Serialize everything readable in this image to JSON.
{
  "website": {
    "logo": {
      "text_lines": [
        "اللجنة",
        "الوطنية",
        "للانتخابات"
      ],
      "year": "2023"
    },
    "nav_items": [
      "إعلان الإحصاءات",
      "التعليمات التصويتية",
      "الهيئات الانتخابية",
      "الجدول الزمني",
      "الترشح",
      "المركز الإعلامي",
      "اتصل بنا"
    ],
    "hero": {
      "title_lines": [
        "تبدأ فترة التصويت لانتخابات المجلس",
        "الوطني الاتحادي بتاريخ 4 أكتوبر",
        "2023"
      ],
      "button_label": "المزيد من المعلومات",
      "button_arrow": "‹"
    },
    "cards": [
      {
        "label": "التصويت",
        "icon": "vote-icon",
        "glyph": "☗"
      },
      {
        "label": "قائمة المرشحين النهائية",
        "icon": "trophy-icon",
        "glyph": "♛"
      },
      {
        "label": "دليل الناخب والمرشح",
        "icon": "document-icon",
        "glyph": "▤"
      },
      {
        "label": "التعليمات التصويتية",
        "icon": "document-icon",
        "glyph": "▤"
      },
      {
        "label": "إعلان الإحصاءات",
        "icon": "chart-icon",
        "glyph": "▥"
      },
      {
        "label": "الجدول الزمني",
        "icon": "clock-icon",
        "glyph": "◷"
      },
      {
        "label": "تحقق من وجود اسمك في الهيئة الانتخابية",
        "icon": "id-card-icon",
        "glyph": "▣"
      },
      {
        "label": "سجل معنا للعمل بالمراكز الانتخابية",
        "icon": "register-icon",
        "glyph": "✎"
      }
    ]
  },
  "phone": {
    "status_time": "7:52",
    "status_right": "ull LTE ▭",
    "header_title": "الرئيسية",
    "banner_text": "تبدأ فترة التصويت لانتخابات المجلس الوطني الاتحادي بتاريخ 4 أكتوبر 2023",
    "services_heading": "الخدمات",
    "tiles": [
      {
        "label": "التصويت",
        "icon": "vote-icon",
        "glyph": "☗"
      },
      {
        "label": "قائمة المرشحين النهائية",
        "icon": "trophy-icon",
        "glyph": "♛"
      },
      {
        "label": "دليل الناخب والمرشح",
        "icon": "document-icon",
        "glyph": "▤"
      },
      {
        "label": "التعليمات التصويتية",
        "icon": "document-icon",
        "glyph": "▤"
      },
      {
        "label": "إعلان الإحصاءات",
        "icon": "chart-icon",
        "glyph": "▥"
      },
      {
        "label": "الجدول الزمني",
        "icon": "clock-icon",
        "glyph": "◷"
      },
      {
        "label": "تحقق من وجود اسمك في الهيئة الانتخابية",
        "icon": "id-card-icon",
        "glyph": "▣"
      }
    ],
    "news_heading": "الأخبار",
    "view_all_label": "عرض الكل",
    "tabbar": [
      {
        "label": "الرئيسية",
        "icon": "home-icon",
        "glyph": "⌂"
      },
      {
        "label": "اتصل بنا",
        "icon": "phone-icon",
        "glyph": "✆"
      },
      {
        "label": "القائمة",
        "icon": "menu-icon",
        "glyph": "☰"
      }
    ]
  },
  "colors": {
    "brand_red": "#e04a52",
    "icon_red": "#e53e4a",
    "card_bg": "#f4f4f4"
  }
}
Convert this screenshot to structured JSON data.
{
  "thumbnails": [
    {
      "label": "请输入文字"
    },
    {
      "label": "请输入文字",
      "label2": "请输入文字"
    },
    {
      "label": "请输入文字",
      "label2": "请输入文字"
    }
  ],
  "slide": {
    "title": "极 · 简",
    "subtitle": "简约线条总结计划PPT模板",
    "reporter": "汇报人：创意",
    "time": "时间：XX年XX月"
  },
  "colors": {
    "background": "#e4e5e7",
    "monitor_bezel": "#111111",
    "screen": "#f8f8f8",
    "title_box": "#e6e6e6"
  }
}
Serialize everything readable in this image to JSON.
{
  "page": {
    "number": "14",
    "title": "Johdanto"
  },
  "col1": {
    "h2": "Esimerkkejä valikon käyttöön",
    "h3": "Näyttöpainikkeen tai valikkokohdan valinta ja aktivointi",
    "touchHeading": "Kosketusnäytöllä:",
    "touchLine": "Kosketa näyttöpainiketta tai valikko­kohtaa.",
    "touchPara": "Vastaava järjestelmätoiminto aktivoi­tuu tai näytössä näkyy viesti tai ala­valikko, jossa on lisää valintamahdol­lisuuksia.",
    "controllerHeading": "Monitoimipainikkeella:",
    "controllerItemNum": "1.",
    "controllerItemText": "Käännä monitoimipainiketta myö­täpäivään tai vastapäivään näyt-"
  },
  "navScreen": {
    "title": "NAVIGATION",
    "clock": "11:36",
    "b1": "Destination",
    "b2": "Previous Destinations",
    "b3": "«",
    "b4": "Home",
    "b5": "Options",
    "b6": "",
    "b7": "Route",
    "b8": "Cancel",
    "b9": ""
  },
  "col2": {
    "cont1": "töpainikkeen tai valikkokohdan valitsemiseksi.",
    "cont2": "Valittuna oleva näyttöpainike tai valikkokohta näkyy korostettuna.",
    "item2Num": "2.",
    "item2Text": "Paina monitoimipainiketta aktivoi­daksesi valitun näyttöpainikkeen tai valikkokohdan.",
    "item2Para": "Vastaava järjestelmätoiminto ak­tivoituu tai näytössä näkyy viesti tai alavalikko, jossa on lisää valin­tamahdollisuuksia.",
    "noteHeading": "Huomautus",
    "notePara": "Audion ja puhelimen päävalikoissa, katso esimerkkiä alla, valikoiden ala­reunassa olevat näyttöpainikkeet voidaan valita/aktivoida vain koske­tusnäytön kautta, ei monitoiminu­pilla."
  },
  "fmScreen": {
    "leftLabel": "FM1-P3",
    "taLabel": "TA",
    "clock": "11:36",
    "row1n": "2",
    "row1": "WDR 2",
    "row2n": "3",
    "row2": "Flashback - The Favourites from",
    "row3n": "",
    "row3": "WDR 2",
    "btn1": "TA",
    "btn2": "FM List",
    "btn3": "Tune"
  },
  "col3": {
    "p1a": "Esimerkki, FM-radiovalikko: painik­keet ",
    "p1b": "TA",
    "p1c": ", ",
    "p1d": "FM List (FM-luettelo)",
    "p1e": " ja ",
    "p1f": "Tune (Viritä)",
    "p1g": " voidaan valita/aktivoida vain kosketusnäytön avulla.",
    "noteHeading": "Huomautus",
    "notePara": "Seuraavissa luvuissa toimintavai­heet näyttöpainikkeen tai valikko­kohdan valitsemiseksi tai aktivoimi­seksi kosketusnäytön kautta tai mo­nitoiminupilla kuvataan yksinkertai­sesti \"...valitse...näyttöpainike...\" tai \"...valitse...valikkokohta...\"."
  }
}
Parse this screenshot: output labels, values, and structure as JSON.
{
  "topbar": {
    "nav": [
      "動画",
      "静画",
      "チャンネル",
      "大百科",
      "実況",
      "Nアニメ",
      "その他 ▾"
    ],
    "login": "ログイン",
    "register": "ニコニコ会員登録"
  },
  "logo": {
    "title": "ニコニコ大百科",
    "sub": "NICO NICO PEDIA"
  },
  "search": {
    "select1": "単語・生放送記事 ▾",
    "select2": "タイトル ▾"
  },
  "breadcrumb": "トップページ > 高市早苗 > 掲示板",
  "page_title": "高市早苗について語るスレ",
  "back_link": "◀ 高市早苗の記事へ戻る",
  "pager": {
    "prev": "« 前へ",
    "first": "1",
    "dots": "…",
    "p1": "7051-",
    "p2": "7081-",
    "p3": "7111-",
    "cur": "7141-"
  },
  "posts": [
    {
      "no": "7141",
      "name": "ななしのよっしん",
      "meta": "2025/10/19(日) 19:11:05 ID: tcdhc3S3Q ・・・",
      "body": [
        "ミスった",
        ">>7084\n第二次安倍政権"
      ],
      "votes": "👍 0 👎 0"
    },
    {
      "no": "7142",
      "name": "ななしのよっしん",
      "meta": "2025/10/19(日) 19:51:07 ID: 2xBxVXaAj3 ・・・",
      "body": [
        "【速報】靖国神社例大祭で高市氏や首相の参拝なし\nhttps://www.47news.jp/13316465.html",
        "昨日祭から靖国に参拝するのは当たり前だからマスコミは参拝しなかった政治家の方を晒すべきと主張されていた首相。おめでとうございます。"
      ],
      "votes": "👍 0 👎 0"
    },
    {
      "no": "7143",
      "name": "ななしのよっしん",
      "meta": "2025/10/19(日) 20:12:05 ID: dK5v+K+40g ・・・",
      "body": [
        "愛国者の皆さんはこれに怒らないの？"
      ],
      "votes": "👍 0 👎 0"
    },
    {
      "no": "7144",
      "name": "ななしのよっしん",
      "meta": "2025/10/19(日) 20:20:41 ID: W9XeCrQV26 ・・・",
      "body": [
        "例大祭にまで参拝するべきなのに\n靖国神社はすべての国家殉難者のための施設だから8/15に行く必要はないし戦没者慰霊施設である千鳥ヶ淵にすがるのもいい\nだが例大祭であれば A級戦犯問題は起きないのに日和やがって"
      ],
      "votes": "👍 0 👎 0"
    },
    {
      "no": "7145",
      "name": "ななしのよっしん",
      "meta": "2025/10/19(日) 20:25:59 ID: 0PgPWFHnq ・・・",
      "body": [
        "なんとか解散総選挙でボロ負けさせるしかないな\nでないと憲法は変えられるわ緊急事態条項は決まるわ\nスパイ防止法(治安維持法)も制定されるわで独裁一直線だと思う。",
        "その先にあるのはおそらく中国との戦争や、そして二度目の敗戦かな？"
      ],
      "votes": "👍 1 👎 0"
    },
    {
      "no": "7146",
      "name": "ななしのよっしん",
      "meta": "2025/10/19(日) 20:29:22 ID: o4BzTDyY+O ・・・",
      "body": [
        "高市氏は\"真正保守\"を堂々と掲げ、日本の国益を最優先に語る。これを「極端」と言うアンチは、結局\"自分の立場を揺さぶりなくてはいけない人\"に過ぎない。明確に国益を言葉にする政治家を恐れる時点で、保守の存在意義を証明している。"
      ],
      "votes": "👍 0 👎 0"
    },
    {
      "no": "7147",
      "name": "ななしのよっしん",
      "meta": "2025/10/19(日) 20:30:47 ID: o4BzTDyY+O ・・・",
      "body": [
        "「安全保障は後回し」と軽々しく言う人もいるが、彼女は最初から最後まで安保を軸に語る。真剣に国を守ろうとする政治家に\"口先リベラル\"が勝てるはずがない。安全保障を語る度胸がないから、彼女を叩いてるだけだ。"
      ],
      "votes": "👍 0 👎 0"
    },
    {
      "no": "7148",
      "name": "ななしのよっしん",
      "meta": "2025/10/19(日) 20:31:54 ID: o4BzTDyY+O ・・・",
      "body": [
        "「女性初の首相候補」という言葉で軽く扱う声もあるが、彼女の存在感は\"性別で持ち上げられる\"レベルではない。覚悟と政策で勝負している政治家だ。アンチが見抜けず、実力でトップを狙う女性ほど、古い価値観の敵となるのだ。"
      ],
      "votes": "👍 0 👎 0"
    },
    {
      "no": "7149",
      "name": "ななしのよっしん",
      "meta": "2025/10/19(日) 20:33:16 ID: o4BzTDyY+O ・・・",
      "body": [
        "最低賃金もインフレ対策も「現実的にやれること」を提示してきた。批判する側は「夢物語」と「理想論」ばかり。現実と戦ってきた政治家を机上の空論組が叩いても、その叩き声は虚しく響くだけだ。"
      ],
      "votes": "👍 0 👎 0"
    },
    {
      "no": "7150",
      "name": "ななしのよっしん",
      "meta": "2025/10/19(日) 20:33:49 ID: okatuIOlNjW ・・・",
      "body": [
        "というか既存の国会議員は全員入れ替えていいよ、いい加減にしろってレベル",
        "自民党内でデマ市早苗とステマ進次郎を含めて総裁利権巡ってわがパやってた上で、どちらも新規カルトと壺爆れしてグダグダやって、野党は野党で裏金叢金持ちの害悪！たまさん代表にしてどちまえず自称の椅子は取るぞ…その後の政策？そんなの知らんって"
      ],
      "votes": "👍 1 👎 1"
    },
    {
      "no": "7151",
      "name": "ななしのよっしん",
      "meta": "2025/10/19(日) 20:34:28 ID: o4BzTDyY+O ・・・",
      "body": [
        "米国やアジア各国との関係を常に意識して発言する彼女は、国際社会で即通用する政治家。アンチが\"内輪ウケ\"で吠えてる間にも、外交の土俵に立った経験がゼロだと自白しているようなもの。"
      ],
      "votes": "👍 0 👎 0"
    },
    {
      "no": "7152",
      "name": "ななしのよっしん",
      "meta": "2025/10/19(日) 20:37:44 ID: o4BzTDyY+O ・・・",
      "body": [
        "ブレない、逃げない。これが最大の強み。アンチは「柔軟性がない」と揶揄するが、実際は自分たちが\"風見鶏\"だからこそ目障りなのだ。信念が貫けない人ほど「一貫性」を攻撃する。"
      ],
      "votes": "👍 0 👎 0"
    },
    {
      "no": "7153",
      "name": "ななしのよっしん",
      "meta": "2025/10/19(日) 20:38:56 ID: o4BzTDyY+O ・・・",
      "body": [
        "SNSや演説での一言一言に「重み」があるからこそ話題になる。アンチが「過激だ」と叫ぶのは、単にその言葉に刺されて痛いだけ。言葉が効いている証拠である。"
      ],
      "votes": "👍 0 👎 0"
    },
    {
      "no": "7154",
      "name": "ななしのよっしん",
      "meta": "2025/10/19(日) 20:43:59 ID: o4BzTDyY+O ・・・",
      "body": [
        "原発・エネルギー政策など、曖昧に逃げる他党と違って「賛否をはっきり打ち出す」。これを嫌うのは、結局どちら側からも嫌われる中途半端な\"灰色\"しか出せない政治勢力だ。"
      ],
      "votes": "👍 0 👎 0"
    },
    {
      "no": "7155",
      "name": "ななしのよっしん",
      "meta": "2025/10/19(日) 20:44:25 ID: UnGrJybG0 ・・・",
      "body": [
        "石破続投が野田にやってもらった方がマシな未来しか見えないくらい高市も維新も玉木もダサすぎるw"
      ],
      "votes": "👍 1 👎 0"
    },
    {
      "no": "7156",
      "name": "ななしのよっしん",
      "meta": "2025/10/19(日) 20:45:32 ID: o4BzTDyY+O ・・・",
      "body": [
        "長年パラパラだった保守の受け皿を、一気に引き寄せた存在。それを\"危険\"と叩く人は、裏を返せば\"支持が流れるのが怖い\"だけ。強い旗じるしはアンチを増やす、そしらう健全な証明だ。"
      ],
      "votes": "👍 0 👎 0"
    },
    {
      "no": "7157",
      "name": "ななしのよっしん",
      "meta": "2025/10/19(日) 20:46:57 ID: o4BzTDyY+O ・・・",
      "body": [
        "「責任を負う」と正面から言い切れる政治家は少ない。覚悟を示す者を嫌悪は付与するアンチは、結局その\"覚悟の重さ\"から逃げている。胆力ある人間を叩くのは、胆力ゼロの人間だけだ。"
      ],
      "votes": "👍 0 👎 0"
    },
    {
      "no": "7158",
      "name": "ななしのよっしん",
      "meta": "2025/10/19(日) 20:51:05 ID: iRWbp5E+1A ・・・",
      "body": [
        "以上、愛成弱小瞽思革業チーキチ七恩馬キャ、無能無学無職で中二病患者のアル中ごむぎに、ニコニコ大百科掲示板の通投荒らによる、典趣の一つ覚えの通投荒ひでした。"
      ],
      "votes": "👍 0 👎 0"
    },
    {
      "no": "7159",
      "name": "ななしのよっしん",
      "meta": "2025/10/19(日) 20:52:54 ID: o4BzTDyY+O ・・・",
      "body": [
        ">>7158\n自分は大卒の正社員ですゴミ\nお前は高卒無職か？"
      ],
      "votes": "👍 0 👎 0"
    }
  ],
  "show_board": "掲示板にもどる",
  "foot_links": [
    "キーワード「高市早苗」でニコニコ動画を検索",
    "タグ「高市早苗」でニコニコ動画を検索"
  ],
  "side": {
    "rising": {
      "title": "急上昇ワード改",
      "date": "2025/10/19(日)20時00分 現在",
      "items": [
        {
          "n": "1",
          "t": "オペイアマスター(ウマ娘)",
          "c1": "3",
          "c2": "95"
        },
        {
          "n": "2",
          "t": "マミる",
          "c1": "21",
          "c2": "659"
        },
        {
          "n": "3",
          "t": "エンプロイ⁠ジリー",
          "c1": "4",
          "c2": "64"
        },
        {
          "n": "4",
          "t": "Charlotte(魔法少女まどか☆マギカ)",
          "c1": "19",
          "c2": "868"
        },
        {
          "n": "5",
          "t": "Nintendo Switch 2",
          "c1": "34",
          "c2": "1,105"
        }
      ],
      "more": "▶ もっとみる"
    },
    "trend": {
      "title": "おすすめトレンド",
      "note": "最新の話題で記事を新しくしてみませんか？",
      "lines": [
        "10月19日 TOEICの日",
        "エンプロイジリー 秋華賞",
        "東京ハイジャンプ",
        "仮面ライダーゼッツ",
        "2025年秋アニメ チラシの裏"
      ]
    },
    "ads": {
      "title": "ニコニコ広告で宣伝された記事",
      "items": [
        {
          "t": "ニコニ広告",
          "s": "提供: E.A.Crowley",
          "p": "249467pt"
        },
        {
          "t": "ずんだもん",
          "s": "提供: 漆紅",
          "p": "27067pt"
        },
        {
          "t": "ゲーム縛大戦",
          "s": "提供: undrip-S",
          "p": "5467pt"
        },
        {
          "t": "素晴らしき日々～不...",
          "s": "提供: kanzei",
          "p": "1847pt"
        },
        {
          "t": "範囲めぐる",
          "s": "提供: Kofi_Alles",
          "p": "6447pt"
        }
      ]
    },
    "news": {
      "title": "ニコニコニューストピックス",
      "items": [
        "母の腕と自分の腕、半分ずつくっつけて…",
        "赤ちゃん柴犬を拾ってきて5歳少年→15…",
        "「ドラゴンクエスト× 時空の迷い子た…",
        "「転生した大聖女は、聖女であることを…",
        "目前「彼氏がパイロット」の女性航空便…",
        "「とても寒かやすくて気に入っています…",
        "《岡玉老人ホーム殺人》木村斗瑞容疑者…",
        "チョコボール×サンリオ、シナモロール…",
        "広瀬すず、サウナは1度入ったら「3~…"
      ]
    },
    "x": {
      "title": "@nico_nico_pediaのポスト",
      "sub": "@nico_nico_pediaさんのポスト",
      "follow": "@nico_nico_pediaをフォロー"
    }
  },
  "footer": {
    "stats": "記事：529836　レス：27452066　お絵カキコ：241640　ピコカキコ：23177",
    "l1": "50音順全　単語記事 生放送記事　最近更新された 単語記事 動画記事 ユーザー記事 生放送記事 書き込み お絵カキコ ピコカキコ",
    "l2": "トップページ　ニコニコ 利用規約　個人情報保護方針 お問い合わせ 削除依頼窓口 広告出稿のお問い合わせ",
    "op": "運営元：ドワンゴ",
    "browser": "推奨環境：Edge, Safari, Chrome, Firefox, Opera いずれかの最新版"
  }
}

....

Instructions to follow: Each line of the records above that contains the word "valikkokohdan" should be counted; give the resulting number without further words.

Your response: 3